National Life aims to become country's largest insurer
National Life Insurance Company (NLIC) is celebrating its 25th anniversary this year. Established in 1988, NLIC currently has a capital base of Rs 260 million and a life fund size of over Rs 6 billion. Republica recently caught up with the company´s CEO, Bharat Basnet, and talked about the company´s performance, its products and weaknesses of insurance companies. Excerpts:
How is the financial performance of the company?
It has been satisfactory as we have put in a lot of efforts to diversify our product range in the last three to four years. In the last fiscal year, National Life was the top company in terms of premium collection through issuance of new policies.
Although insurance companies are making huge profits, most of them, including yours, do not seem to be interested in raising their capital base. Is it because of excessive focus on dividend distribution?
The Insurance Board has instructed all life insurance companies to raise their paid-up capital to a minimum of Rs 500 million by the end of the next fiscal year, from the current floor of Rs 250 million. Keeping this in view, we have already made provisions to raise our capital base to Rs 310 million. Within the end of the next fiscal we will be able to meet the regulator´s new capital requirement.
Considering the transaction of individual insurances companies, which has reached tens of billions of rupees, do you think the new capital requirement is sufficient?
The difference between the business of banks and ours is that we do not extend credit. We do make investments, but those investments are made in areas approved by the regulator. Besides, we do not invest in highly risky instruments. So, most of our investments are safe. That´s why I think the new capital floor fixed by the regulator is enough for insurers.
But there are claims that because of weak capital buffers, insurance companies are not able to retain risks themselves and have to depend heavily on reinsurance companies?
Actually the concept of absorbing the risks on our own by raising the capital has not taken roots in the country. Besides, the Insurance Board is also not clear on this concept. That´s why we are currently limited to covering risks of up to Rs 200,000. If the insured amount is higher than this, we resort to reinsurance companies (firms based abroad that sell insurance policies to insurance companies).
Talking about your company, how are you planning to steer it in coming days?
We are planning to become the biggest life insurance company in the country in terms of premium collection from the present third position. In the last fiscal year, our premium collection touched Rs 1.60 billion and interest income was recorded at Rs 500 million. That´s why we are aggressively mobilizing our agents to various parts of the country and trying to improve quality of our services. Currently, our bonus rate, at 5.6 percent per annum, is among the highest in the life insurance market. This factor has also helped us promote our products easily.
What products are most favored by clients?
The tradition endowment life insurance policies are still the most favored product in the market. Almost 60 percent of the products that we sell are endowment policies. Lately, child policies are also becoming popular. These policies make up almost 25 percent of the total policies that we sell. Recently, we also introduced pension plan and money back policies. Except for ULIPs (unit-linked insurance policies in which premiums are invested in debt or stocks chosen by customers), we have introduced all kinds of insurance policies available in the international insurance market.

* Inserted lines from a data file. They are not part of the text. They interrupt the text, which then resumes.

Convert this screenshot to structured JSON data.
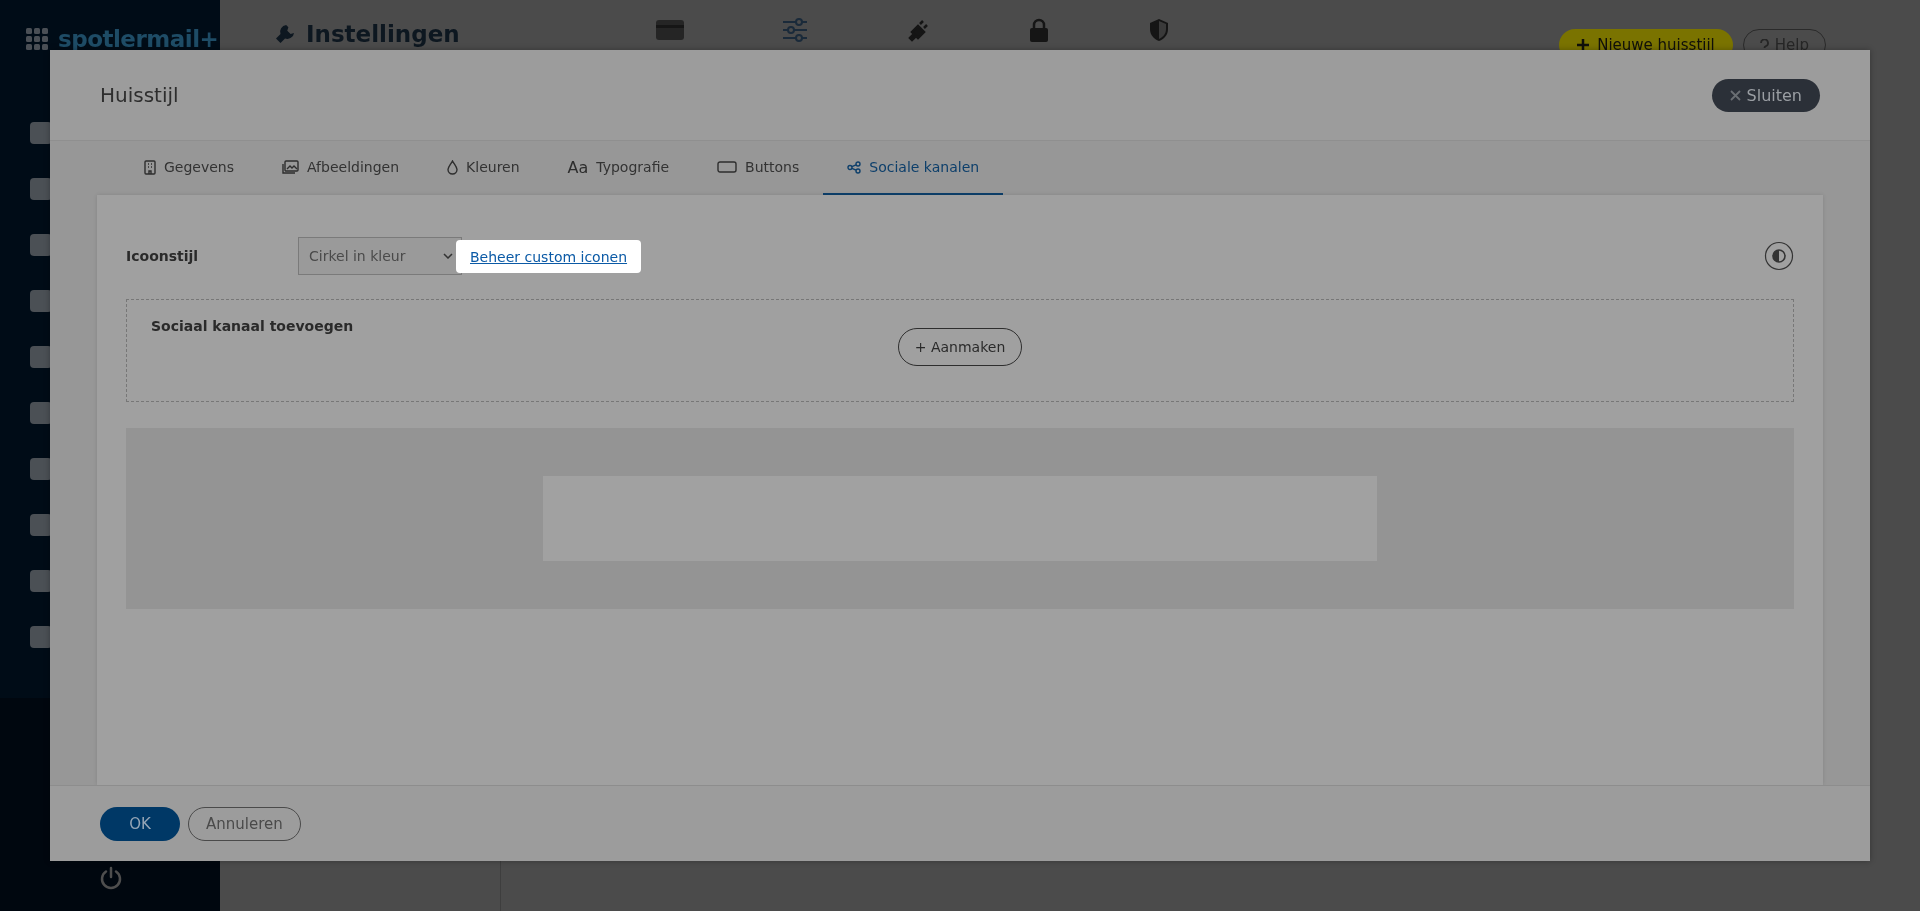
{
  "app": {
    "logo": {
      "part_1": "spotler",
      "part_2": "mail+"
    },
    "page_title": "Instellingen",
    "new_button": "Nieuwe huisstijl",
    "help_button": "Help"
  },
  "modal": {
    "title": "Huisstijl",
    "close_button": "Sluiten",
    "tabs": [
      {
        "label": "Gegevens",
        "selected": false
      },
      {
        "label": "Afbeeldingen",
        "selected": false
      },
      {
        "label": "Kleuren",
        "selected": false
      },
      {
        "label": "Typografie",
        "selected": false,
        "glyph": "Aa"
      },
      {
        "label": "Buttons",
        "selected": false
      },
      {
        "label": "Sociale kanalen",
        "selected": true
      }
    ],
    "icon_style": {
      "label": "Icoonstijl",
      "value": "Cirkel in kleur"
    },
    "manage_link": "Beheer custom iconen",
    "social_section": {
      "title": "Sociaal kanaal toevoegen",
      "create_button": "+ Aanmaken"
    },
    "ok_button": "OK",
    "cancel_button": "Annuleren"
  }
}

Are you planning to introduce new products this year?
We have recently designed micro-insurance products for rural markets. We are currently waiting for the Insurance Board´s approval to introduce those products, which I do not want to disclose at this moment. We are planning to work in cooperation with microfinance institutions to sell these products.
It is said rural areas have emerged as one of the lucrative markets for insurance companies? Is it true?
That´s correct. That´s why I do not agree with claims that rural population is not aware about insurance. The sales of insurance policies are increasing in rural areas because of rising remittance flow. So it wouldn´t be appropriate to say that rural markets are, to some extent, playing an important role in boosting businesses.
Republica had recently exposed that one of your corporate agents was operating pyramid scheme to sell insurance policies. Could you please give us an update on the matter?
After the news was published, National Life Insurance sought clarification from the agent. But the corporate agent told us that it was not involved in illegal activities. Currently, the Insurance Board is investigating the matter. If it finds the company guilty, we will take action against it.